Breaking down teams’ records when they had guys starting who did not begin the year in the rotation, of course, is a whole other project.
There’s a whole different depth issue to be made in the bullpen when you consider the closer by committee concept, which Leyland says is a possibility. The more relievers that are part of a committee, the less certainty in the roles behind the closer. If Joaquin Benoit has to be reserved on some days for a potential closing chance if a certain part of the Twins order comes up, that takes him out of consideration for the eighth inning. If Phil Coke is being held back for a potential ninth-inning matchup with Joe Mauer and Justin Morneau on Opening Day, then he isn’t available for another lefty-lefty matchup in the seventh.
It’s very difficult to see the Tigers going with a closer by committee and not taking at least a second left-hander. They could go with only Phil Coke and justify it by arguing that Al Alburquerque and Brayan Villarreal have the kind of arsenal that gets right- and left-handed hitters out, and they’d have a point, but there are situations where you want a left-handed batter seeing a left-handed pitcher.
The more potential matchup guys you have in the bullpen, as well, the less room you have for a long reliever. Drew Smyly, of course, could fill both roles. He essentially did that last fall.
GM Dave Dombrowski was quoted in the Detroit News last week saying both Smyly and Porcello “will be quality Major League starters this year, and both deserve to start.” But at some point, the depth of a bullpen that doesn’t have one set closer might make the case for Smyly to be used in the bullpen.

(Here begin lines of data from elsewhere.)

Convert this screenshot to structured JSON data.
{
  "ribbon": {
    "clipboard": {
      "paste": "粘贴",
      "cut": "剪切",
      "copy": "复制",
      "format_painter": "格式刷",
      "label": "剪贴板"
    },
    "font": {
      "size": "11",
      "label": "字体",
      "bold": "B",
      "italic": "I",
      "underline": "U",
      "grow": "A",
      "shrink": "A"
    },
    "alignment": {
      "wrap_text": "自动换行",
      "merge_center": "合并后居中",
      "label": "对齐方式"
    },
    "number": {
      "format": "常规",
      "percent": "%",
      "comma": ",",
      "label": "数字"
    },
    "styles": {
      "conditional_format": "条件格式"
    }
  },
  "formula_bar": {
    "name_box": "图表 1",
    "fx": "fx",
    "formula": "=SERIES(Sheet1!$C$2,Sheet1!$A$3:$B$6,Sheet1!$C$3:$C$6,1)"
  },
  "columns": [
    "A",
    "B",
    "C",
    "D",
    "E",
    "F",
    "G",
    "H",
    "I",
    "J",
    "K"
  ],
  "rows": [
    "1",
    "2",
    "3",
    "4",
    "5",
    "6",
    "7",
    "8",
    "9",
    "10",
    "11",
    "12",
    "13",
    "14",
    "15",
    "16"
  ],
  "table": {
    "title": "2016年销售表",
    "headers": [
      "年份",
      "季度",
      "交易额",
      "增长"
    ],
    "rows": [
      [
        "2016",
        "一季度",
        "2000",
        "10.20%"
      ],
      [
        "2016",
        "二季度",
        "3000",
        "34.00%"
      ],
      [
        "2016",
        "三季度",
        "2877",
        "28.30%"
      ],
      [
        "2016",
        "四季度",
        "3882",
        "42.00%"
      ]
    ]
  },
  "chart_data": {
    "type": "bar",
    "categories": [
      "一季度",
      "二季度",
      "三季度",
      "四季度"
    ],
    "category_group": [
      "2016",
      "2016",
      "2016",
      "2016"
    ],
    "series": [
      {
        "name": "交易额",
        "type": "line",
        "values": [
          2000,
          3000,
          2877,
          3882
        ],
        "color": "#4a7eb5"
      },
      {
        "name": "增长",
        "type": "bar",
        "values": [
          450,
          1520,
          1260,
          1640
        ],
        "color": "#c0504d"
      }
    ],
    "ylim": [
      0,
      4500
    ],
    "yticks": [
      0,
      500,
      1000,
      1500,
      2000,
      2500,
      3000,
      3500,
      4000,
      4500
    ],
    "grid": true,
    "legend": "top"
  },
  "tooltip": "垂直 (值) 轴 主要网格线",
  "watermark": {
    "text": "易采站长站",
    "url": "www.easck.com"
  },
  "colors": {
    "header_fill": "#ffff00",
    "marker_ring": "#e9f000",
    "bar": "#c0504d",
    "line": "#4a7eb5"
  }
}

There’s a trade-off there, though, because it would be a case for keeping both Porcello and Smyly without having Smyly stretched out as a starter. If the primary reason for keeping both is to have insurance, one can make the case that it’s better to keep Smyly at Triple-A Toledo. If the primary reason is to have the best 12 pitchers possible on the staff, it’s tough to send Smyly to the Mud Hens.